--- Records for the exercise ---
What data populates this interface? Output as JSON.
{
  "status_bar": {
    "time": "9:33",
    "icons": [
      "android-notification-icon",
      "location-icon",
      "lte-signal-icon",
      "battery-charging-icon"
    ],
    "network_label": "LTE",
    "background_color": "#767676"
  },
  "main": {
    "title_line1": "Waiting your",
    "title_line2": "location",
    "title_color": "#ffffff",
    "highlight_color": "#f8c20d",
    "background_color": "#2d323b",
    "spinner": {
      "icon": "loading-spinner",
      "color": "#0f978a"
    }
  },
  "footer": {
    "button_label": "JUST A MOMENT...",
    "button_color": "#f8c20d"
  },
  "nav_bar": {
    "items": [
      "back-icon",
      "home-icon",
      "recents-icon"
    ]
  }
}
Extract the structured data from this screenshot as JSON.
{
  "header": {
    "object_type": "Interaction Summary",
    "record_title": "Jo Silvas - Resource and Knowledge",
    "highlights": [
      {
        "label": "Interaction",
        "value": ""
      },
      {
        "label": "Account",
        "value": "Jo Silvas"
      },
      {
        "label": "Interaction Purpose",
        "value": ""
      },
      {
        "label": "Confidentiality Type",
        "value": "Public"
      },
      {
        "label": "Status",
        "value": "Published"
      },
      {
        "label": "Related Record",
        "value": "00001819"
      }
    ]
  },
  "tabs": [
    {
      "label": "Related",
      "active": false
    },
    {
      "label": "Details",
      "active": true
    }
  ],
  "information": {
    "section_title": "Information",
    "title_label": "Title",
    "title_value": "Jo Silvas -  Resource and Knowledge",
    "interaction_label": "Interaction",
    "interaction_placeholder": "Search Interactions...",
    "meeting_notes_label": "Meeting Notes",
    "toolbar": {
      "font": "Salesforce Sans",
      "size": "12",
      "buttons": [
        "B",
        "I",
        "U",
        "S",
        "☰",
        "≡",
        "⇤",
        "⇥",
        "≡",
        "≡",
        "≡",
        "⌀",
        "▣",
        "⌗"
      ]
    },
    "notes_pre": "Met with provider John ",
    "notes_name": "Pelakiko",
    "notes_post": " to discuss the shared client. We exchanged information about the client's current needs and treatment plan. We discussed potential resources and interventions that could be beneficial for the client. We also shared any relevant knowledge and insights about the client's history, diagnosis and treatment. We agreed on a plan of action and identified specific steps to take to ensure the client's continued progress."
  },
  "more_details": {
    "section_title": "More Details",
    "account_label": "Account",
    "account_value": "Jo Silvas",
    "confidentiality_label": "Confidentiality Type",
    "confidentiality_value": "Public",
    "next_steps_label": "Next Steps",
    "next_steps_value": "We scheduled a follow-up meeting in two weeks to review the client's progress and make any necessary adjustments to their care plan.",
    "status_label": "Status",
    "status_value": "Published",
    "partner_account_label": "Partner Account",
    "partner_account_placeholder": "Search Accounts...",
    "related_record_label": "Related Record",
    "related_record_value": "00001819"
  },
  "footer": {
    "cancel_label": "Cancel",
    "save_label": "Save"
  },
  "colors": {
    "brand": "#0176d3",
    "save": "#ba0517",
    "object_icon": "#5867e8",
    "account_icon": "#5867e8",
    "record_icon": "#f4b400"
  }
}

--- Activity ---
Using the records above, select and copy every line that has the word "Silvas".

--- Solution ---
    "record_title": "Jo Silvas - Resource and Knowledge",
        "value": "Jo Silvas"
    "title_value": "Jo Silvas -  Resource and Knowledge",
    "account_value": "Jo Silvas",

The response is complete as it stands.